Allergic Rhinitis or Hay Fever Symptoms and Treatment
Allergic rhinitis, also called hay fever, is caused by an allergy to various plants, pollens and molds. When symptoms appear during an allergy season, it is referred to as seasonal allergic rhinitis. When symptoms are present year-round, it is called perennial allergic rhinitis. This may be caused by allergies to animal dander, indoor mold, dust mite or cockroaches.
Allergic rhinitis symptoms:
- Itchy and watery eyes
- Runny and itchy nose
- Itchy mouth, throat and ears
These same symptoms can appear with the common cold. How do I tell if it’s a cold or allergies? The easiest way to tell if your symptoms are an allergy or a cold is by tracking how long symptoms last. Cold symptoms typically end within 10-14 days whereas an allergy may last for one or more months. Another way is to monitor local pollen counts and the timing of various pollen seasons. Tree pollen counts are higher in the early spring followed by grass allergy, ragweed and mold in the late summer and early fall. Depending on where you live, other allergens may also cause issues, for example, mountain cedar pollen in the south. National pollen and mold levels are available through the National Allergy Bureau.
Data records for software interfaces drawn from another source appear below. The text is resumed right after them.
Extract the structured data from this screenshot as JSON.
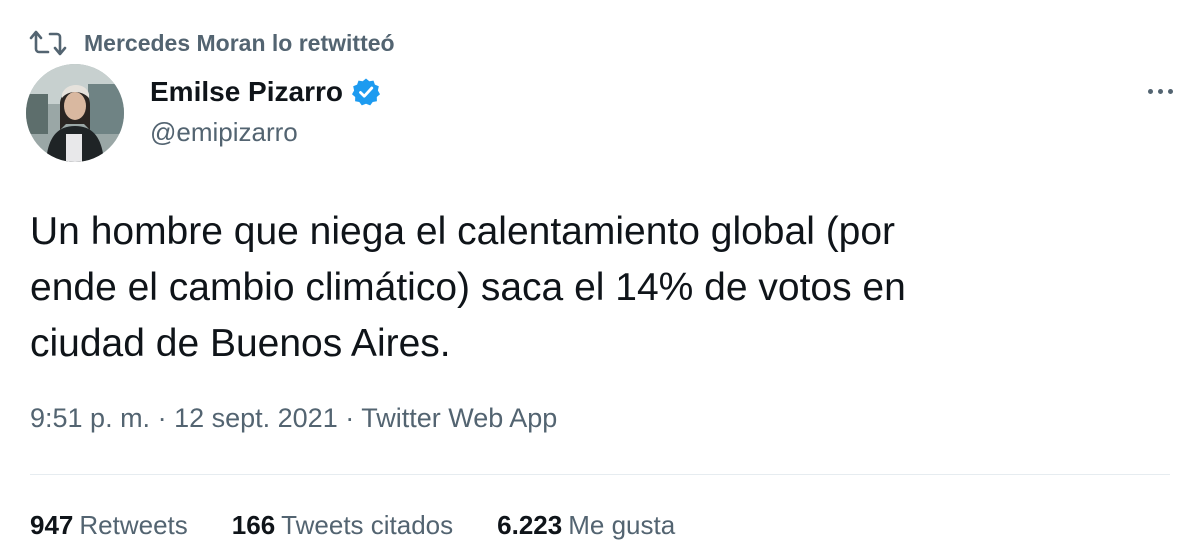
{
  "retweet_banner": {
    "text": "Mercedes Moran lo retwitteó",
    "icon": "retweet-icon"
  },
  "author": {
    "display_name": "Emilse Pizarro",
    "handle": "@emipizarro",
    "verified_icon": "verified-badge-icon",
    "verified_color": "#1d9bf0"
  },
  "more_icon": "more-options-icon",
  "tweet": {
    "text": "Un hombre que niega el calentamiento global (por\nende el cambio climático) saca el 14% de votos en\nciudad de Buenos Aires."
  },
  "meta": {
    "time": "9:51 p. m.",
    "separator": " · ",
    "date": "12 sept. 2021",
    "source": "Twitter Web App"
  },
  "stats": {
    "retweets_count": "947",
    "retweets_label": "Retweets",
    "quotes_count": "166",
    "quotes_label": "Tweets citados",
    "likes_count": "6.223",
    "likes_label": "Me gusta"
  },
  "colors": {
    "text_primary": "#0f1419",
    "text_secondary": "#536471",
    "divider": "#e6ecf0"
  }
}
Sublingual immunotherapy can be helpful in treating allergic rhinitis. The La Crosse Method™ Protocol includes multi-allergen treatment for environmental allergies — including the pollens or indoor allergens causing your symptoms, along with a preseasonal single-allergen therapy that helps those who might have a strong seasonal allergy.
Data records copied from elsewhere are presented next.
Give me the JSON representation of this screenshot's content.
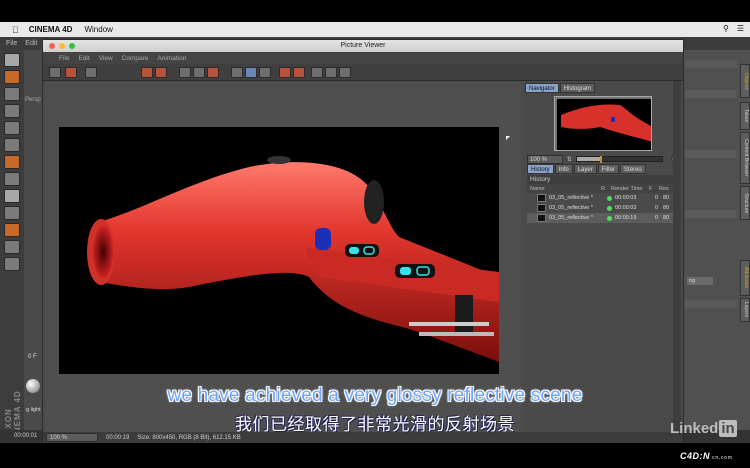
{
  "menubar": {
    "app_name": "CINEMA 4D",
    "menu_window": "Window"
  },
  "c4d": {
    "menu": [
      "File",
      "Edit"
    ],
    "left_labels": {
      "persp": "Persp",
      "frame": "0 F",
      "light": "g light"
    },
    "brand": "MAXON CINEMA 4D",
    "timeline_left": "00:00:01",
    "attr_field": "ng"
  },
  "picture_viewer": {
    "title": "Picture Viewer",
    "menu": [
      "File",
      "Edit",
      "View",
      "Compare",
      "Animation"
    ],
    "side_tabs": [
      "Navigator",
      "Histogram"
    ],
    "zoom_value": "100 %",
    "zoom_slider_fraction": 0.27,
    "lower_tabs": [
      "History",
      "Info",
      "Layer",
      "Filter",
      "Stereo"
    ],
    "history_title": "History",
    "history_columns": {
      "name": "Name",
      "r": "R",
      "render_time": "Render Time",
      "f": "F",
      "res": "Res"
    },
    "history_rows": [
      {
        "name": "03_05_reflective *",
        "render_time": "00:00:03",
        "f": "0",
        "res": "80"
      },
      {
        "name": "03_05_reflective *",
        "render_time": "00:00:03",
        "f": "0",
        "res": "80"
      },
      {
        "name": "03_05_reflective *",
        "render_time": "00:00:19",
        "f": "0",
        "res": "80"
      }
    ],
    "status": {
      "zoom": "100 %",
      "time": "00:00:19",
      "size": "Size: 800x450, RGB (8 Bit), 612.15 KB"
    }
  },
  "right_panel_tabs": [
    "Objects",
    "Takes",
    "Content Browser",
    "Structure",
    "Attributes",
    "Layers"
  ],
  "subtitles": {
    "english": "we have achieved a very glossy reflective scene",
    "chinese": "我们已经取得了非常光滑的反射场景"
  },
  "branding": {
    "linkedin_word": "Linked",
    "linkedin_in": "in",
    "watermark": "C4D:N",
    "watermark_small": "cn.com"
  },
  "colors": {
    "dryer_red": "#d8302a",
    "subtitle_blue": "#6ba4ff",
    "accent_orange": "#d48a2a",
    "led_cyan": "#38e0e8"
  }
}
Over the course of sublingual immunotherapy treatment, your body builds tolerance to the things you are allergic to. Not only can it help you reduce the need for symptom relieving medications, studies have shown that sublingual immunotherapy can help prevent new allergies from developing and improve other allergy-related conditions such as asthma and eczema.
Do you know?
Allergic rhinitis is estimated to affect 60 million people in the United States and its prevalence is increasing.
Allergic rhinitis affects between 10% and 30% of adults and as many as 40% of children.